IV. It is an undoubted truth that there is another life after this, and there were eminent discoveries made of this truth in the early ages of the church (Luke 20:37, 38): Moses showed this, as it was shown to Moses at the bush, and he hath shown it to us, when he calleth the Lord, as the Lord calleth himself, the God of Abraham, and the God of Isaac, and the God of Jacob. Abraham, Isaac, and Jacob, were then dead as to our world; they had departed out of it many years before, and their bodies were turned into dust in the cave of Machpelah; how then could God say, not I was, but I am the God or Abraham? It is absurd that the living God and Fountain of life should continue related to them as their God, if there were no more of them in being than what lay in that cave, undistinguished from common dust. We must therefore conclude that they were then in being in another world; for God is not the God of the dead, but of the living.

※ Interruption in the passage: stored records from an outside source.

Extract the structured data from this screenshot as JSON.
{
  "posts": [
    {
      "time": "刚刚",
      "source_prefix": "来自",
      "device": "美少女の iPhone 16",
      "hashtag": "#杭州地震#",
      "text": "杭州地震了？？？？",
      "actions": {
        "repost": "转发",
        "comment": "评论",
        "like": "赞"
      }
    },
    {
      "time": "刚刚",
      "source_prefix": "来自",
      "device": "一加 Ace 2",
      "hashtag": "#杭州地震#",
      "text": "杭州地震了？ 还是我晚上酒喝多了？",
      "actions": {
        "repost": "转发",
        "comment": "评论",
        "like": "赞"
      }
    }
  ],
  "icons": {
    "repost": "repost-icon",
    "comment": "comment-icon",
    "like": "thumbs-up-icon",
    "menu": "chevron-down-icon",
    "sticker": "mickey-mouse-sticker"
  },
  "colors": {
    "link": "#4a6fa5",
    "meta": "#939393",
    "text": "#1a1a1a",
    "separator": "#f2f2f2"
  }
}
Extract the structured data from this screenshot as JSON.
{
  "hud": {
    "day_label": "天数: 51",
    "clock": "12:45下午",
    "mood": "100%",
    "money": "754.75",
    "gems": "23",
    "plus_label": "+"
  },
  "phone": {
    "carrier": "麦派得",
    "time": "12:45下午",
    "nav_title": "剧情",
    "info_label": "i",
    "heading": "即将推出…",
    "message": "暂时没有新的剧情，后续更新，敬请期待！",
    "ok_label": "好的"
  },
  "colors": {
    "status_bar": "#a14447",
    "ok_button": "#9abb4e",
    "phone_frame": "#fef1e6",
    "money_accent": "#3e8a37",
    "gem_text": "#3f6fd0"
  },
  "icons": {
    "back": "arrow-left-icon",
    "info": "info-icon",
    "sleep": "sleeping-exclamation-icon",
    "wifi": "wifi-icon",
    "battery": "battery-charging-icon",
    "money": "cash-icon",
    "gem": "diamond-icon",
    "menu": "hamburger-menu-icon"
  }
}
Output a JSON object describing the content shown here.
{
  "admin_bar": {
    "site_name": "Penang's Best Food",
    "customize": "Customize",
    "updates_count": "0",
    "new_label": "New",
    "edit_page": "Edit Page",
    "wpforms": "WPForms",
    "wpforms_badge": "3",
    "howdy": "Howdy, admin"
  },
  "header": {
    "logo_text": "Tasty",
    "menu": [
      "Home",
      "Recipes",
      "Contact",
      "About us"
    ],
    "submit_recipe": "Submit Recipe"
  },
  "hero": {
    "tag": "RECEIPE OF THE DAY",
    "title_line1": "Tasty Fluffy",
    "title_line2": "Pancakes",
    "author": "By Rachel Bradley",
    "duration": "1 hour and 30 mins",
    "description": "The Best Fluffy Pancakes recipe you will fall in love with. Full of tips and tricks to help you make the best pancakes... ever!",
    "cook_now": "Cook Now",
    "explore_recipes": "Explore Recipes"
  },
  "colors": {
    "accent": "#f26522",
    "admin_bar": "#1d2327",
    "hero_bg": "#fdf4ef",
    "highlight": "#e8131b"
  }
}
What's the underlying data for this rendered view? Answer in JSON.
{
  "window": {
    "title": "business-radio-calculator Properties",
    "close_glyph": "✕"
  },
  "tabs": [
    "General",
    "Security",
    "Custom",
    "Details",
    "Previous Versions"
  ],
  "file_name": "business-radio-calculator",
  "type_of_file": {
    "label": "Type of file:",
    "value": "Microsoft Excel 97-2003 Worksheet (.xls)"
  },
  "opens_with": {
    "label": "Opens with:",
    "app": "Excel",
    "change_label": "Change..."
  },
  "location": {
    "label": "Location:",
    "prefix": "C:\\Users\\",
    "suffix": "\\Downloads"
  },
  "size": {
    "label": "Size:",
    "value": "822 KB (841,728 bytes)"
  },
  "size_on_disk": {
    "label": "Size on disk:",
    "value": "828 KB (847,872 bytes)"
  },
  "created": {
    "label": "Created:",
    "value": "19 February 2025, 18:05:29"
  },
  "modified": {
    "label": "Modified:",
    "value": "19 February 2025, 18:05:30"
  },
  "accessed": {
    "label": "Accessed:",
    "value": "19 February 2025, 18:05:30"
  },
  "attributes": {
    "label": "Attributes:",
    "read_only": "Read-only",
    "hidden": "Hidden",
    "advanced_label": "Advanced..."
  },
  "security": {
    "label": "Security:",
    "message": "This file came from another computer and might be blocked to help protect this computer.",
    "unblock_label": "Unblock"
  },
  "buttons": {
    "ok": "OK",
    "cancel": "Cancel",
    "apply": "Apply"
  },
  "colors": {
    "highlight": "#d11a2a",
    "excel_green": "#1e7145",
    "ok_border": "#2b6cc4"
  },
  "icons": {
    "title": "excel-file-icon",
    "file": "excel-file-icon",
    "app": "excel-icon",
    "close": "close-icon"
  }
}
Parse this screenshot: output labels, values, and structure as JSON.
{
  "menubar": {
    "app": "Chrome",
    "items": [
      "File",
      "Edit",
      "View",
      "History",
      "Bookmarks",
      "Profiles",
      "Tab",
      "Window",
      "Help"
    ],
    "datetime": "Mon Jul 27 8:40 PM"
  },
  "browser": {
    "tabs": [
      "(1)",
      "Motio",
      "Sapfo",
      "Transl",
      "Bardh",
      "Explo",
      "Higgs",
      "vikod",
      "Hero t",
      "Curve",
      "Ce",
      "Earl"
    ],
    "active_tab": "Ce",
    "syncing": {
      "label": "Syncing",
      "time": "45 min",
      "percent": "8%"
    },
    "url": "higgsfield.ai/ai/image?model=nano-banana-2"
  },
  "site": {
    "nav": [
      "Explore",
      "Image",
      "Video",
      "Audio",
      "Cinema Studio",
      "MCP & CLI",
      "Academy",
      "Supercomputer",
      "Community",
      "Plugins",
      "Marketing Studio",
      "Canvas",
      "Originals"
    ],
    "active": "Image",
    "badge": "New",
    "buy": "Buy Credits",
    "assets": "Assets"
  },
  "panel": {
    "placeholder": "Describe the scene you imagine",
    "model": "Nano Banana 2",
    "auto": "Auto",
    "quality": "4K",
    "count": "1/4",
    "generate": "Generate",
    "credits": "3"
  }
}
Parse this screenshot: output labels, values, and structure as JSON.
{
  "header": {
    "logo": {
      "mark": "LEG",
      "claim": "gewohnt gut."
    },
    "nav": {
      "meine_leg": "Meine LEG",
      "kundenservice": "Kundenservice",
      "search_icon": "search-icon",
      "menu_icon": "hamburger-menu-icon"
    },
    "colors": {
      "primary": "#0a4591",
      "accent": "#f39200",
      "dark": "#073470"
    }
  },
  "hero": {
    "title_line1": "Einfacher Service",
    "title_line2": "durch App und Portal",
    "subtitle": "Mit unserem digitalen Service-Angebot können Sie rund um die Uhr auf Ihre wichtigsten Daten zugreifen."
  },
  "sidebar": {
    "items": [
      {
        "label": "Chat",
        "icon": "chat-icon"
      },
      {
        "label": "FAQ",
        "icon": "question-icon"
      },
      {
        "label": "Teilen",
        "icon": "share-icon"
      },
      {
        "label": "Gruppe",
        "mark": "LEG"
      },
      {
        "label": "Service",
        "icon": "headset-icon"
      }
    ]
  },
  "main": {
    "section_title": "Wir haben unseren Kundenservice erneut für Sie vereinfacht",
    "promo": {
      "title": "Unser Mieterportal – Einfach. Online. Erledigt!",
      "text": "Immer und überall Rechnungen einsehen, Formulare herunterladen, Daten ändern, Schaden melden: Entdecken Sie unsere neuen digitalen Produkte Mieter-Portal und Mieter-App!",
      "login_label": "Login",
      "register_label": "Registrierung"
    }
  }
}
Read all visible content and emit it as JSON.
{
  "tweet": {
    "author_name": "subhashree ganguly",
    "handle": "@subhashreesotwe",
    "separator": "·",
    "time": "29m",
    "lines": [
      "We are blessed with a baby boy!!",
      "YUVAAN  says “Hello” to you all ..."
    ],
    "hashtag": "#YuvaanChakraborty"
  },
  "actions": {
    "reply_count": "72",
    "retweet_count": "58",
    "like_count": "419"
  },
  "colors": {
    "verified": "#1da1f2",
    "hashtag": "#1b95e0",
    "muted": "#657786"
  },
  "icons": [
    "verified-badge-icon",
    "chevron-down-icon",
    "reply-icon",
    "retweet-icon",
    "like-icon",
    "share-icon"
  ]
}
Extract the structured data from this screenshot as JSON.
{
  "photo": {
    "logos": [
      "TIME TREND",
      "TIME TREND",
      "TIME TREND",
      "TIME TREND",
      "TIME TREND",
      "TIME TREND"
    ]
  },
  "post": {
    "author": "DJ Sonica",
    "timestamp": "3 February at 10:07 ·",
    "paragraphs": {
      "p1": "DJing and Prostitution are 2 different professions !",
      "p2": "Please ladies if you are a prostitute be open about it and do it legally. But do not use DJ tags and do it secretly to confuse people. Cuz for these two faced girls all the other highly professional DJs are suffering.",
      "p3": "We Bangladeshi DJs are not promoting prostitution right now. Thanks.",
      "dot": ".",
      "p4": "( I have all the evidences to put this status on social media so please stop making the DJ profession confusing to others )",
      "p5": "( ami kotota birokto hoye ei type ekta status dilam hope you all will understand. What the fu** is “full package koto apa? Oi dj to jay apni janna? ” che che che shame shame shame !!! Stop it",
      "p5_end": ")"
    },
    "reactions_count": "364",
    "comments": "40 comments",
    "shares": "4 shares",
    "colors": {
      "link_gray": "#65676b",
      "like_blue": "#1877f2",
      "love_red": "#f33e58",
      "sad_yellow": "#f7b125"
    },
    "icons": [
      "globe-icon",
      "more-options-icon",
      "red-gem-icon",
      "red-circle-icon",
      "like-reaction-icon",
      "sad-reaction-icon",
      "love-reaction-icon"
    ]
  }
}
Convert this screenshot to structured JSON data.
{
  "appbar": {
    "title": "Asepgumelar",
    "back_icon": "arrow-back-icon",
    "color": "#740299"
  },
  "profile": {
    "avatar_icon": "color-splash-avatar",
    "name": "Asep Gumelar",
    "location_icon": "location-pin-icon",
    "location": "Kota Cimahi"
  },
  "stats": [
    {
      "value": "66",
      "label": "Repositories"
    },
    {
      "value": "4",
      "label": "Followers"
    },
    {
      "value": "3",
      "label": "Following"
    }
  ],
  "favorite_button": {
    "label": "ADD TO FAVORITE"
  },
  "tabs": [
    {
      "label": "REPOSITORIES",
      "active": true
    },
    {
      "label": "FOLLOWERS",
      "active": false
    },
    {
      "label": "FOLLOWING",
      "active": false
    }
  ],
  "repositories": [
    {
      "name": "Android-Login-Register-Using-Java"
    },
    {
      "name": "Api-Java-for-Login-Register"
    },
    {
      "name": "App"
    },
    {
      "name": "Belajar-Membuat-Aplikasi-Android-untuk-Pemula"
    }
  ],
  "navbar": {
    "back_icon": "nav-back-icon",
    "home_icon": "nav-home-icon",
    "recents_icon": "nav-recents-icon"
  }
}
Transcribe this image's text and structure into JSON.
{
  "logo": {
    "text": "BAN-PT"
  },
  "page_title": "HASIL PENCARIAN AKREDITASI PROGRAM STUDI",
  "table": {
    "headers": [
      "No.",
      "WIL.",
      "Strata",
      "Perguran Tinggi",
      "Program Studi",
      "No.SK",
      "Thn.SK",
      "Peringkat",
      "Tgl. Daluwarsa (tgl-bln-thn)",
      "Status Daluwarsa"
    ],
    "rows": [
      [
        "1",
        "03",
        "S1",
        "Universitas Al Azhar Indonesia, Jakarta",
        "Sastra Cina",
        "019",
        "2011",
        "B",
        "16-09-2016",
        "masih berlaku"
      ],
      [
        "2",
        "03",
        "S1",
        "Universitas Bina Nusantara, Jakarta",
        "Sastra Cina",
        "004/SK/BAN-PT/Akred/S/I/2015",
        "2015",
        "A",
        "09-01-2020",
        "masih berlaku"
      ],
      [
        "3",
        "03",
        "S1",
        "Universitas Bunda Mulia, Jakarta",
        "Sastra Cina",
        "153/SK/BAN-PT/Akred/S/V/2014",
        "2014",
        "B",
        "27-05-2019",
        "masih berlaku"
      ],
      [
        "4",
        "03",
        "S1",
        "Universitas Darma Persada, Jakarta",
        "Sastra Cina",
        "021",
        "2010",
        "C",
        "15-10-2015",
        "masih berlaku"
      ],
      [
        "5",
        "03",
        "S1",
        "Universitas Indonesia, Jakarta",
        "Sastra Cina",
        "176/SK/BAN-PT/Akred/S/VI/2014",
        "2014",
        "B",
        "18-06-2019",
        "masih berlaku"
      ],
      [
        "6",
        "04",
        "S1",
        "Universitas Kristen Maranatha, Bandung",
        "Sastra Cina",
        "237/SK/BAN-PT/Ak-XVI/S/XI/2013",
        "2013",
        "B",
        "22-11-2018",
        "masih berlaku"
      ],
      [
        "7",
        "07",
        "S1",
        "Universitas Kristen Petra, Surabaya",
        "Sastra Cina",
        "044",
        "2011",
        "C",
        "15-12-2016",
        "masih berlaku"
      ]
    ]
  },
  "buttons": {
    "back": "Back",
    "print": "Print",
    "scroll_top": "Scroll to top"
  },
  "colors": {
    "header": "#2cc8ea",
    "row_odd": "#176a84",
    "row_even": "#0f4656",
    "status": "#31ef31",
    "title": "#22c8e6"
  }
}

Luke here adds, For all live unto him, that is, all who, like them, are true believers; though they are dead, yet they do live; their souls, which return to God who gave them (Eccl. 12:7), live to him as the Father of spirits: and their bodies shall live again at the end of time by the power of God; for he calleth things that are not as though they were, because he is the God that quickens the dead, Rom. 4:17. But there is more in it yet; when God called himself the God of these patriarchs, he meant that he was their felicity and portion, a God all-sufficient to them (Gen. 17:1), their exceeding great reward, Gen. 15:1. Now it is plain by their history that he never did that for them in this world which would answer the true intent and full extent of that great undertaking, and therefore there must be another life after this, in which he will do that for them that will amount to a discharge in full of that promise—that he would be to them a God, which he is able to do, for all live to him, and he has wherewithal to make every soul happy that lives to him; enough for all, enough for each.